Please give back the lines from the line containing "Convert this screenshot" through the end of the listing below, exactly as written and without pictures.

┌─ Input material

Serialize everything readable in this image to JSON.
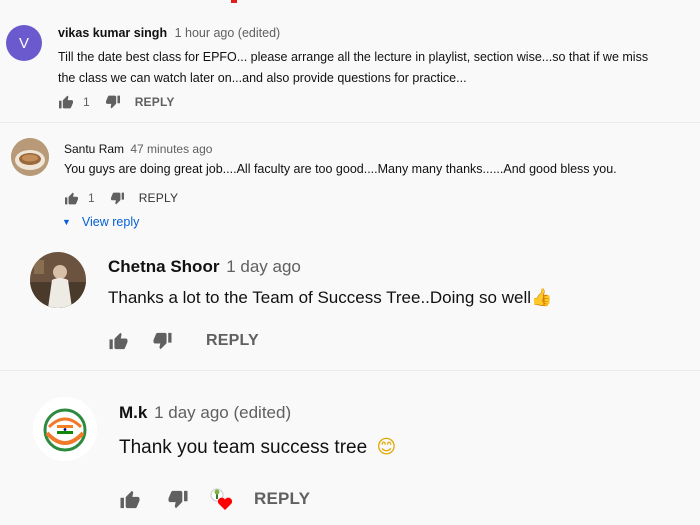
{
  "comments": [
    {
      "author": "vikas kumar singh",
      "time": "1 hour ago (edited)",
      "avatar_letter": "V",
      "avatar_color": "#6a5acd",
      "text_line1": "Till the date best class for EPFO... please arrange all the lecture in playlist, section wise...so that if we miss",
      "text_line2": "the class we can watch later on...and also provide questions for practice...",
      "likes": "1",
      "reply_label": "REPLY"
    },
    {
      "author": "Santu Ram",
      "time": "47 minutes ago",
      "text": "You guys are doing great job....All faculty are too good....Many many thanks......And good bless you.",
      "likes": "1",
      "reply_label": "REPLY",
      "view_reply": "View reply"
    },
    {
      "author": "Chetna Shoor",
      "time": "1 day ago",
      "text": "Thanks a lot to the Team of Success Tree..Doing so well",
      "emoji": "👍",
      "reply_label": "REPLY"
    },
    {
      "author": "M.k",
      "time": "1 day ago (edited)",
      "text": "Thank you team success tree",
      "emoji": "😊",
      "reply_label": "REPLY"
    }
  ],
  "colors": {
    "link_blue": "#065fd4",
    "heart_red": "#ff0000",
    "icon_gray": "#606060"
  }
}
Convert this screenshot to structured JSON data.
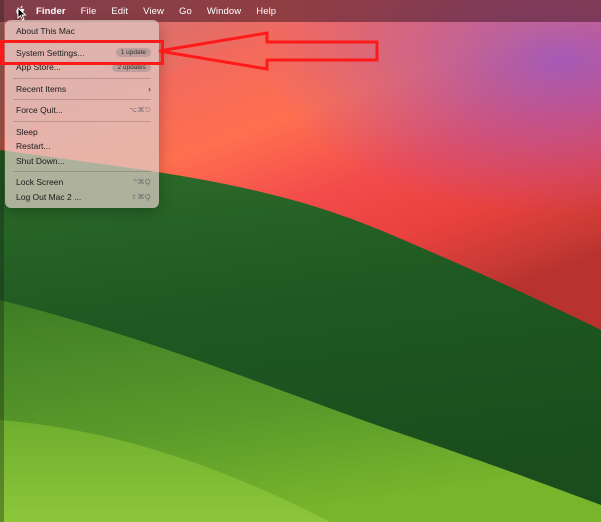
{
  "menubar": {
    "apple_icon": "apple-logo-icon",
    "items": [
      "Finder",
      "File",
      "Edit",
      "View",
      "Go",
      "Window",
      "Help"
    ]
  },
  "apple_menu": {
    "about": "About This Mac",
    "system_settings": "System Settings...",
    "system_settings_badge": "1 update",
    "app_store": "App Store...",
    "app_store_badge": "2 updates",
    "recent_items": "Recent Items",
    "force_quit": "Force Quit...",
    "force_quit_shortcut": "⌥⌘⎋",
    "sleep": "Sleep",
    "restart": "Restart...",
    "shut_down": "Shut Down...",
    "lock_screen": "Lock Screen",
    "lock_screen_shortcut": "^⌘Q",
    "log_out": "Log Out Mac 2 ...",
    "log_out_shortcut": "⇧⌘Q"
  },
  "annotation": {
    "color": "#ff1a1a",
    "target": "System Settings..."
  }
}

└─

Expected answer:
Convert this screenshot to structured JSON data.
{
  "menubar": {
    "apple_icon": "apple-logo-icon",
    "items": [
      "Finder",
      "File",
      "Edit",
      "View",
      "Go",
      "Window",
      "Help"
    ]
  },
  "apple_menu": {
    "about": "About This Mac",
    "system_settings": "System Settings...",
    "system_settings_badge": "1 update",
    "app_store": "App Store...",
    "app_store_badge": "2 updates",
    "recent_items": "Recent Items",
    "force_quit": "Force Quit...",
    "force_quit_shortcut": "⌥⌘⎋",
    "sleep": "Sleep",
    "restart": "Restart...",
    "shut_down": "Shut Down...",
    "lock_screen": "Lock Screen",
    "lock_screen_shortcut": "^⌘Q",
    "log_out": "Log Out Mac 2 ...",
    "log_out_shortcut": "⇧⌘Q"
  },
  "annotation": {
    "color": "#ff1a1a",
    "target": "System Settings..."
  }
}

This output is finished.